START DATASET CONTENT
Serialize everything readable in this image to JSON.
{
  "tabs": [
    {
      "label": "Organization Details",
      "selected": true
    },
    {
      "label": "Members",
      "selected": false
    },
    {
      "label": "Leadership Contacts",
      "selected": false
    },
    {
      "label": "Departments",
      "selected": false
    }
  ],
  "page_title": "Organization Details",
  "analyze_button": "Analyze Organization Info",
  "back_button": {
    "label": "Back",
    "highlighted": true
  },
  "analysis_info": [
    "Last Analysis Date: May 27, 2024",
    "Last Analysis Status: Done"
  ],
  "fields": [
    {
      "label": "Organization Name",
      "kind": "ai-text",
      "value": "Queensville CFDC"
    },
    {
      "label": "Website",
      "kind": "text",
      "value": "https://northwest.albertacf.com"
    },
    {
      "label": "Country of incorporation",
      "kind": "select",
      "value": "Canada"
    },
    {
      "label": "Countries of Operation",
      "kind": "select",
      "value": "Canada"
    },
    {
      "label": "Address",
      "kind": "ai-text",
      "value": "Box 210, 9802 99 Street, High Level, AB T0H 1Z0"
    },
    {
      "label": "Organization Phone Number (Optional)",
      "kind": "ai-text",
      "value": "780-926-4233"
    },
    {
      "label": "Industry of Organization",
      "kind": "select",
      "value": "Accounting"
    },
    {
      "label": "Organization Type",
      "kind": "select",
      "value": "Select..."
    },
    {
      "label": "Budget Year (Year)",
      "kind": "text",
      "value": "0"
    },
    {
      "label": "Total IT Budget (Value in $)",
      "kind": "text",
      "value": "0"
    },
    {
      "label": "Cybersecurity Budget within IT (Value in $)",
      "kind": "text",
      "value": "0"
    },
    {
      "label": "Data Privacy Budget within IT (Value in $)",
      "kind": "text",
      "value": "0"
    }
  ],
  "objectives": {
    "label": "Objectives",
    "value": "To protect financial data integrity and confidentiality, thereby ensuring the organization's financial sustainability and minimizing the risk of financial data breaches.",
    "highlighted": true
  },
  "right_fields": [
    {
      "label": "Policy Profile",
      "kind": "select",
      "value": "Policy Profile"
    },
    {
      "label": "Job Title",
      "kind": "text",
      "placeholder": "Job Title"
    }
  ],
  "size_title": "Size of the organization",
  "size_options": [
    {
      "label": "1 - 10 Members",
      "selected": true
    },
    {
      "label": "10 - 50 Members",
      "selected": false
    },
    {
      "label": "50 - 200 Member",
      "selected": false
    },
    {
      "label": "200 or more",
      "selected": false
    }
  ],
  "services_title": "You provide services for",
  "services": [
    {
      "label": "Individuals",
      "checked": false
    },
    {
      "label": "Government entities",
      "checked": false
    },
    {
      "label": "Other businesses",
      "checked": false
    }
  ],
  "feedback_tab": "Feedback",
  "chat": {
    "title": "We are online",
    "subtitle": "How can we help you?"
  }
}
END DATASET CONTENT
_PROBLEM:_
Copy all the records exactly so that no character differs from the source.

_WRITTEN SOLUTION:_
Serialize everything readable in this image to JSON.
{
  "tabs": [
    {
      "label": "Organization Details",
      "selected": true
    },
    {
      "label": "Members",
      "selected": false
    },
    {
      "label": "Leadership Contacts",
      "selected": false
    },
    {
      "label": "Departments",
      "selected": false
    }
  ],
  "page_title": "Organization Details",
  "analyze_button": "Analyze Organization Info",
  "back_button": {
    "label": "Back",
    "highlighted": true
  },
  "analysis_info": [
    "Last Analysis Date: May 27, 2024",
    "Last Analysis Status: Done"
  ],
  "fields": [
    {
      "label": "Organization Name",
      "kind": "ai-text",
      "value": "Queensville CFDC"
    },
    {
      "label": "Website",
      "kind": "text",
      "value": "https://northwest.albertacf.com"
    },
    {
      "label": "Country of incorporation",
      "kind": "select",
      "value": "Canada"
    },
    {
      "label": "Countries of Operation",
      "kind": "select",
      "value": "Canada"
    },
    {
      "label": "Address",
      "kind": "ai-text",
      "value": "Box 210, 9802 99 Street, High Level, AB T0H 1Z0"
    },
    {
      "label": "Organization Phone Number (Optional)",
      "kind": "ai-text",
      "value": "780-926-4233"
    },
    {
      "label": "Industry of Organization",
      "kind": "select",
      "value": "Accounting"
    },
    {
      "label": "Organization Type",
      "kind": "select",
      "value": "Select..."
    },
    {
      "label": "Budget Year (Year)",
      "kind": "text",
      "value": "0"
    },
    {
      "label": "Total IT Budget (Value in $)",
      "kind": "text",
      "value": "0"
    },
    {
      "label": "Cybersecurity Budget within IT (Value in $)",
      "kind": "text",
      "value": "0"
    },
    {
      "label": "Data Privacy Budget within IT (Value in $)",
      "kind": "text",
      "value": "0"
    }
  ],
  "objectives": {
    "label": "Objectives",
    "value": "To protect financial data integrity and confidentiality, thereby ensuring the organization's financial sustainability and minimizing the risk of financial data breaches.",
    "highlighted": true
  },
  "right_fields": [
    {
      "label": "Policy Profile",
      "kind": "select",
      "value": "Policy Profile"
    },
    {
      "label": "Job Title",
      "kind": "text",
      "placeholder": "Job Title"
    }
  ],
  "size_title": "Size of the organization",
  "size_options": [
    {
      "label": "1 - 10 Members",
      "selected": true
    },
    {
      "label": "10 - 50 Members",
      "selected": false
    },
    {
      "label": "50 - 200 Member",
      "selected": false
    },
    {
      "label": "200 or more",
      "selected": false
    }
  ],
  "services_title": "You provide services for",
  "services": [
    {
      "label": "Individuals",
      "checked": false
    },
    {
      "label": "Government entities",
      "checked": false
    },
    {
      "label": "Other businesses",
      "checked": false
    }
  ],
  "feedback_tab": "Feedback",
  "chat": {
    "title": "We are online",
    "subtitle": "How can we help you?"
  }
}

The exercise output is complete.